- The problem:
Count every line below in which "Sentiment" occurs, then give only the count.

- Data excerpts:
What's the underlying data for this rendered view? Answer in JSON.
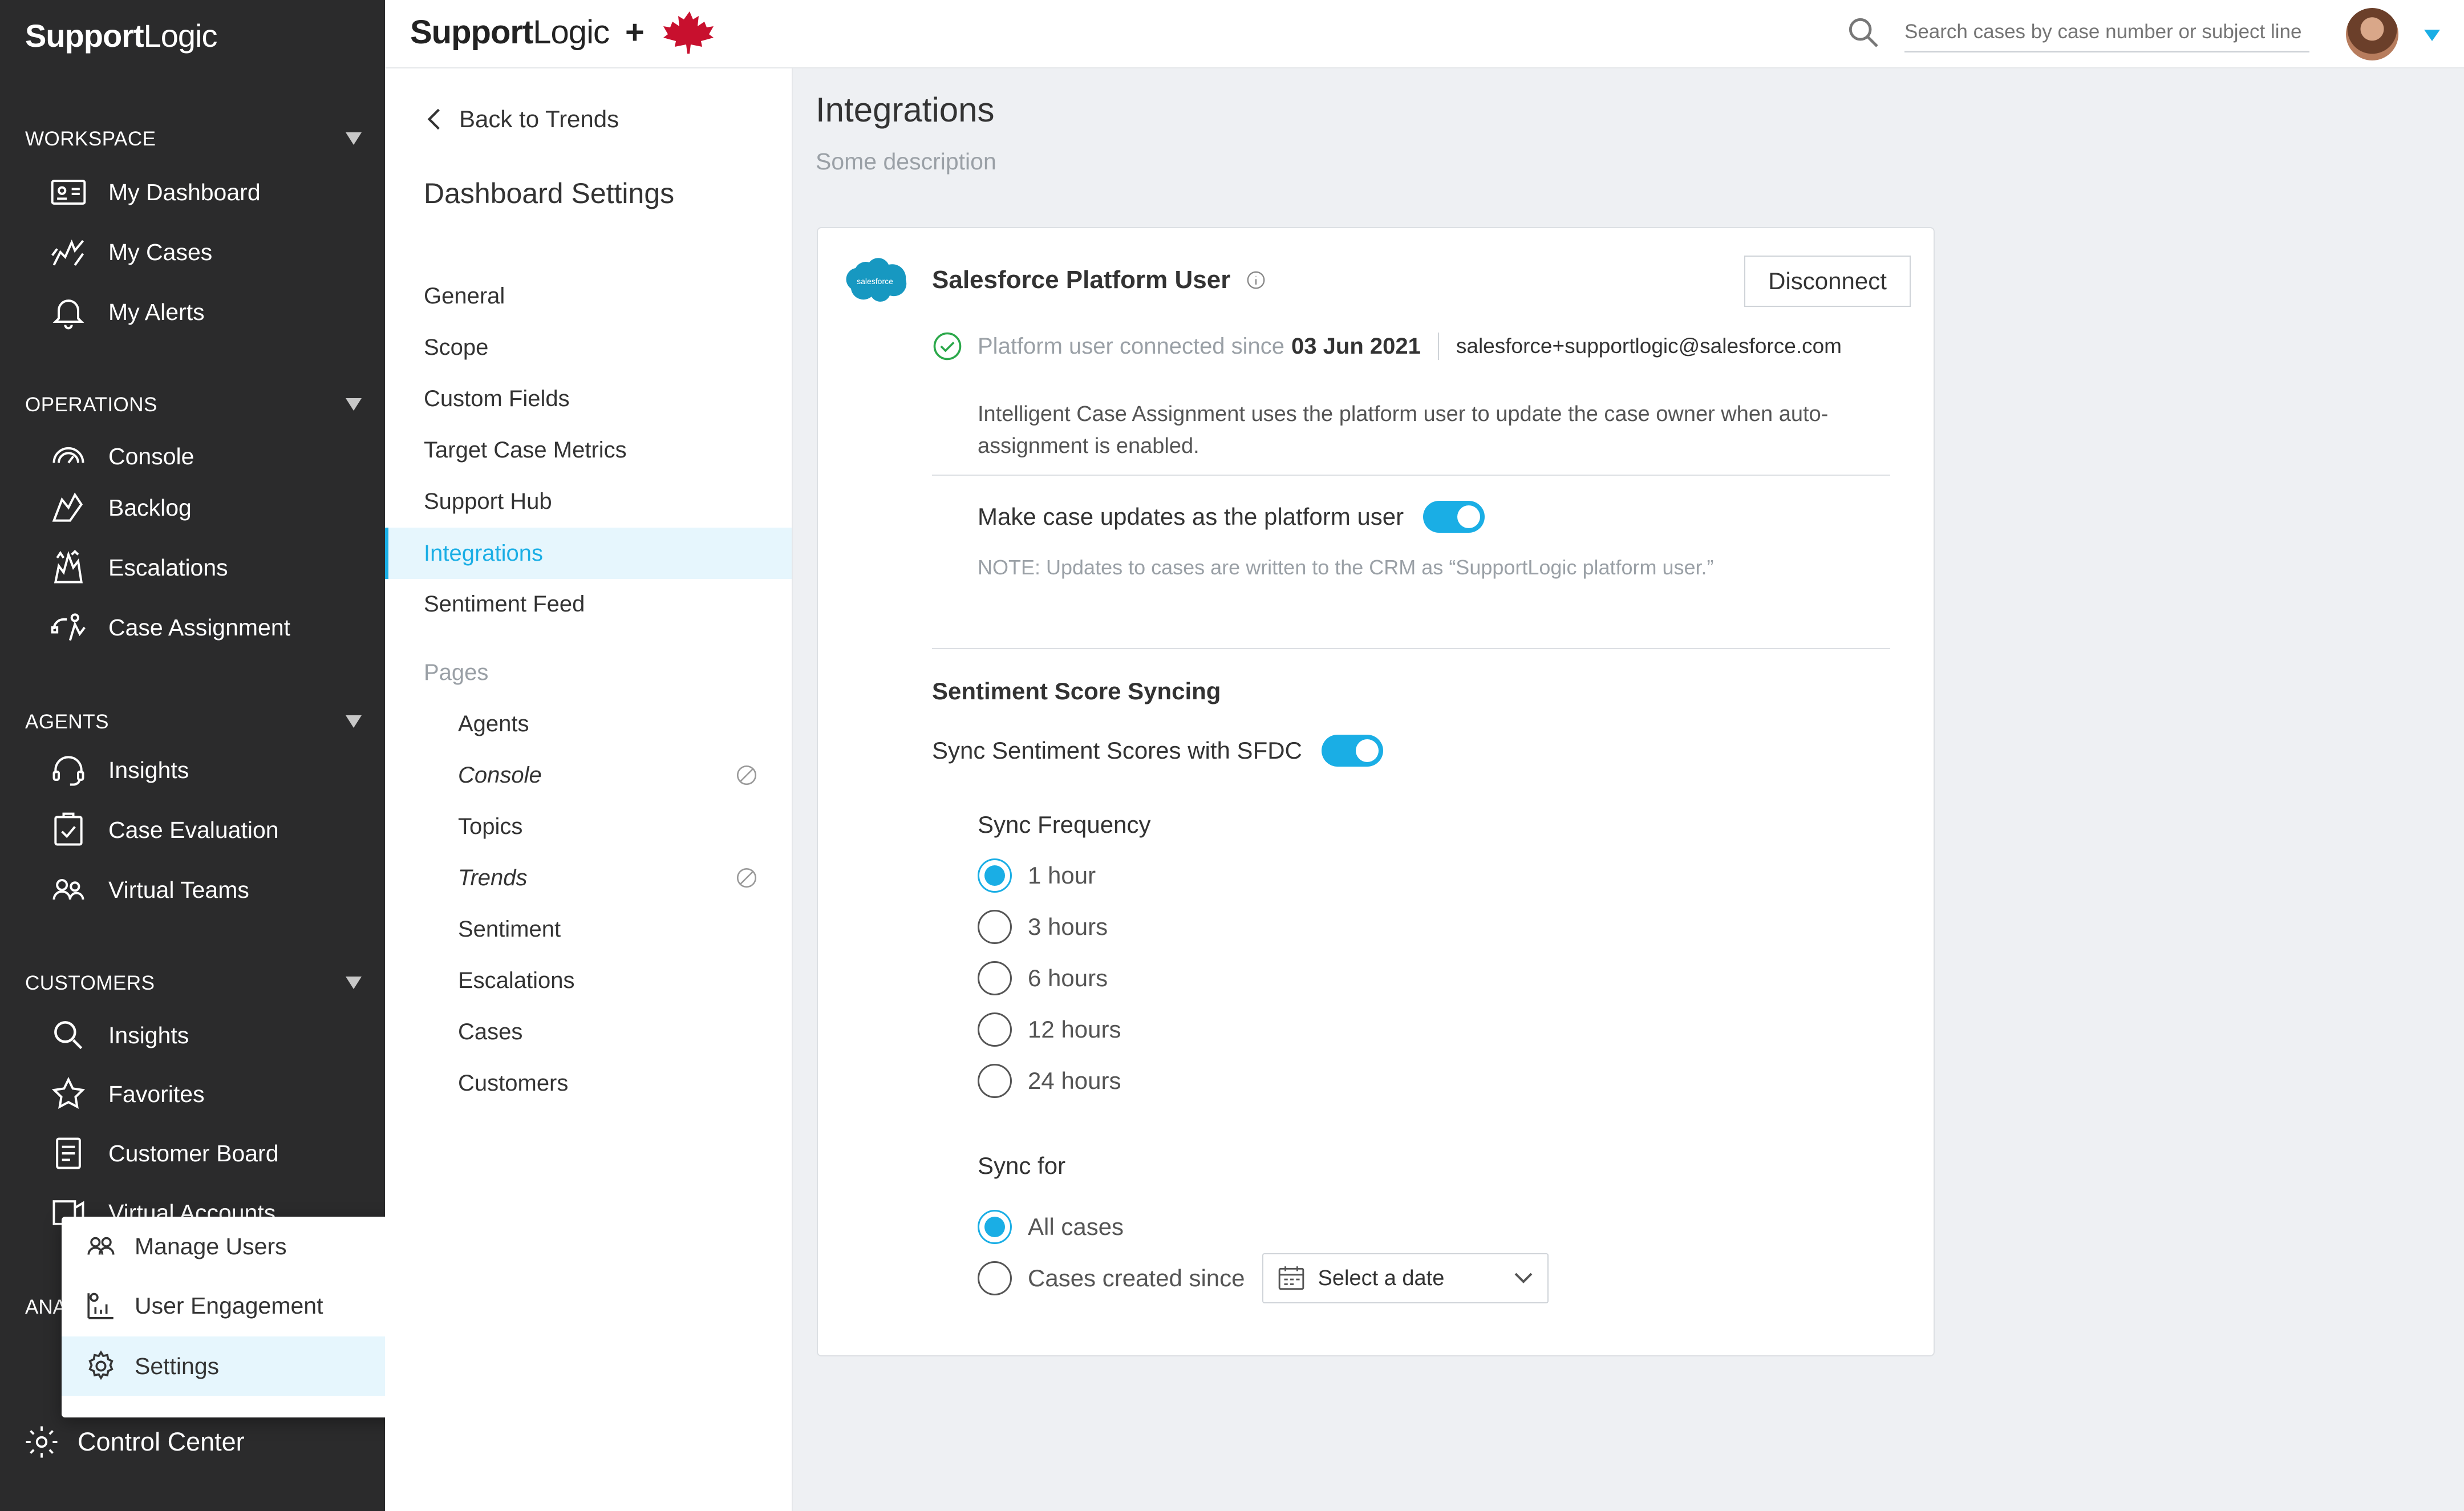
{
  "sidebar": {
    "logo_bold": "Support",
    "logo_light": "Logic",
    "sections": {
      "workspace": "WORKSPACE",
      "operations": "OPERATIONS",
      "agents": "AGENTS",
      "customers": "CUSTOMERS",
      "analytics_partial": "ANA"
    },
    "workspace_items": [
      "My Dashboard",
      "My Cases",
      "My Alerts"
    ],
    "operations_items": [
      "Console",
      "Backlog",
      "Escalations",
      "Case Assignment"
    ],
    "agents_items": [
      "Insights",
      "Case Evaluation",
      "Virtual Teams"
    ],
    "customers_items": [
      "Insights",
      "Favorites",
      "Customer Board",
      "Virtual Accounts"
    ],
    "control_center": "Control Center"
  },
  "popup": {
    "items": [
      "Manage Users",
      "User Engagement",
      "Settings"
    ],
    "active": "Settings"
  },
  "topbar": {
    "brand_bold": "Support",
    "brand_light": "Logic",
    "plus": "+",
    "search_placeholder": "Search cases by case number or subject line"
  },
  "settings_nav": {
    "back_label": "Back to Trends",
    "title": "Dashboard Settings",
    "items": [
      "General",
      "Scope",
      "Custom Fields",
      "Target Case Metrics",
      "Support Hub",
      "Integrations",
      "Sentiment Feed"
    ],
    "active": "Integrations",
    "pages_label": "Pages",
    "pages": [
      "Agents",
      "Console",
      "Topics",
      "Trends",
      "Sentiment",
      "Escalations",
      "Cases",
      "Customers"
    ]
  },
  "main": {
    "title": "Integrations",
    "description": "Some description",
    "card": {
      "title": "Salesforce Platform User",
      "logo_text": "salesforce",
      "disconnect_label": "Disconnect",
      "status_prefix": "Platform user connected since",
      "status_date": "03 Jun 2021",
      "email": "salesforce+supportlogic@salesforce.com",
      "assignment_text": "Intelligent Case Assignment uses the platform user to update the case owner when auto-assignment is enabled.",
      "platform_toggle_label": "Make case updates as the platform user",
      "platform_toggle_on": true,
      "note": "NOTE: Updates to cases are written to the CRM as “SupportLogic platform user.”",
      "sentiment_title": "Sentiment Score Syncing",
      "sync_toggle_label": "Sync Sentiment Scores with SFDC",
      "sync_toggle_on": true,
      "frequency_label": "Sync Frequency",
      "frequency_options": [
        "1 hour",
        "3 hours",
        "6 hours",
        "12 hours",
        "24 hours"
      ],
      "frequency_selected": "1 hour",
      "sync_for_label": "Sync for",
      "sync_for_options": [
        "All cases",
        "Cases created since"
      ],
      "sync_for_selected": "All cases",
      "date_placeholder": "Select a date"
    }
  },
  "colors": {
    "accent": "#1aaee5",
    "sidebar_bg": "#2b2b2c",
    "active_bg": "#e6f6fd",
    "success": "#2ba84a",
    "salesforce": "#1798c1"
  }
}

- Solution for this exercise:
4